BEGIN
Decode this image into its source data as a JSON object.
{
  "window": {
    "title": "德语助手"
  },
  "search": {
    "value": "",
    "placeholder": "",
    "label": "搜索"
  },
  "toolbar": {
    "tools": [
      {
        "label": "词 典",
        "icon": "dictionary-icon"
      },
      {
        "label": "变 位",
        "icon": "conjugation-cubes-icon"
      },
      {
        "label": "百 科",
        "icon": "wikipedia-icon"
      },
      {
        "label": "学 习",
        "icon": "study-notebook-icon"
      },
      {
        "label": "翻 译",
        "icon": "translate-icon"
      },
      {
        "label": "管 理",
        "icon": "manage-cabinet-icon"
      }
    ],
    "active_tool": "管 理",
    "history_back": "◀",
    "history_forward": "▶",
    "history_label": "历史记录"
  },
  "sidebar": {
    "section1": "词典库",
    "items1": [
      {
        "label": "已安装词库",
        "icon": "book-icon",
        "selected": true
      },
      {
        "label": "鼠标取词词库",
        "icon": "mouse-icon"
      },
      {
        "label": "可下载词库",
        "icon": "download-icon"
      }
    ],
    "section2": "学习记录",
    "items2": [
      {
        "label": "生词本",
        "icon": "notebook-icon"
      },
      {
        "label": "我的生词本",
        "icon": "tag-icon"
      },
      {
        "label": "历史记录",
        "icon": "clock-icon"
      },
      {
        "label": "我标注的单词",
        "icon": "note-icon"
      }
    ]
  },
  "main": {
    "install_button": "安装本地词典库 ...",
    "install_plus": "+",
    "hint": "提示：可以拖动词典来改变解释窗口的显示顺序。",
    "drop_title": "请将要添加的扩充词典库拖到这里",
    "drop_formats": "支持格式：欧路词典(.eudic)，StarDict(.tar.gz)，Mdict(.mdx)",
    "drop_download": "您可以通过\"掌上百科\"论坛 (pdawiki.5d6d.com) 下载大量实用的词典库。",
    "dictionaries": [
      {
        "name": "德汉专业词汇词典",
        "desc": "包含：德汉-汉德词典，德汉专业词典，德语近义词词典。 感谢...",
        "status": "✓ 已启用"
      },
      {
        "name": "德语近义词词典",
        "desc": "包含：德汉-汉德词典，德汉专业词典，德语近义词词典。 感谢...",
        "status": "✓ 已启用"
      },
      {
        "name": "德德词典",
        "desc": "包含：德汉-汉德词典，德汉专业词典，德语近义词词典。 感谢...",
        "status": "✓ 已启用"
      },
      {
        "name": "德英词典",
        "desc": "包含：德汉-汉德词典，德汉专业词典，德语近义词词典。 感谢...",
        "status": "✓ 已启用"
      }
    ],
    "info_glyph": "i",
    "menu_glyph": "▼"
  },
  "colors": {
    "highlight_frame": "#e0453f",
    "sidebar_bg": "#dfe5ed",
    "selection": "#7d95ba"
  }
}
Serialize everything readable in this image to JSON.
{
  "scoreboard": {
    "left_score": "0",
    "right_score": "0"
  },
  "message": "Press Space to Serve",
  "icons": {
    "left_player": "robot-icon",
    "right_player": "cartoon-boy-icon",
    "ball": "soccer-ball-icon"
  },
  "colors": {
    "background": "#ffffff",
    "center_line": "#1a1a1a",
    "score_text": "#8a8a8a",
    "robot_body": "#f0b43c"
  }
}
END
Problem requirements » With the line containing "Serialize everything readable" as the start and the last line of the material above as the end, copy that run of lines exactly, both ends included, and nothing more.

Output of the exercise »
Serialize everything readable in this image to JSON.
{
  "scoreboard": {
    "left_score": "0",
    "right_score": "0"
  },
  "message": "Press Space to Serve",
  "icons": {
    "left_player": "robot-icon",
    "right_player": "cartoon-boy-icon",
    "ball": "soccer-ball-icon"
  },
  "colors": {
    "background": "#ffffff",
    "center_line": "#1a1a1a",
    "score_text": "#8a8a8a",
    "robot_body": "#f0b43c"
  }
}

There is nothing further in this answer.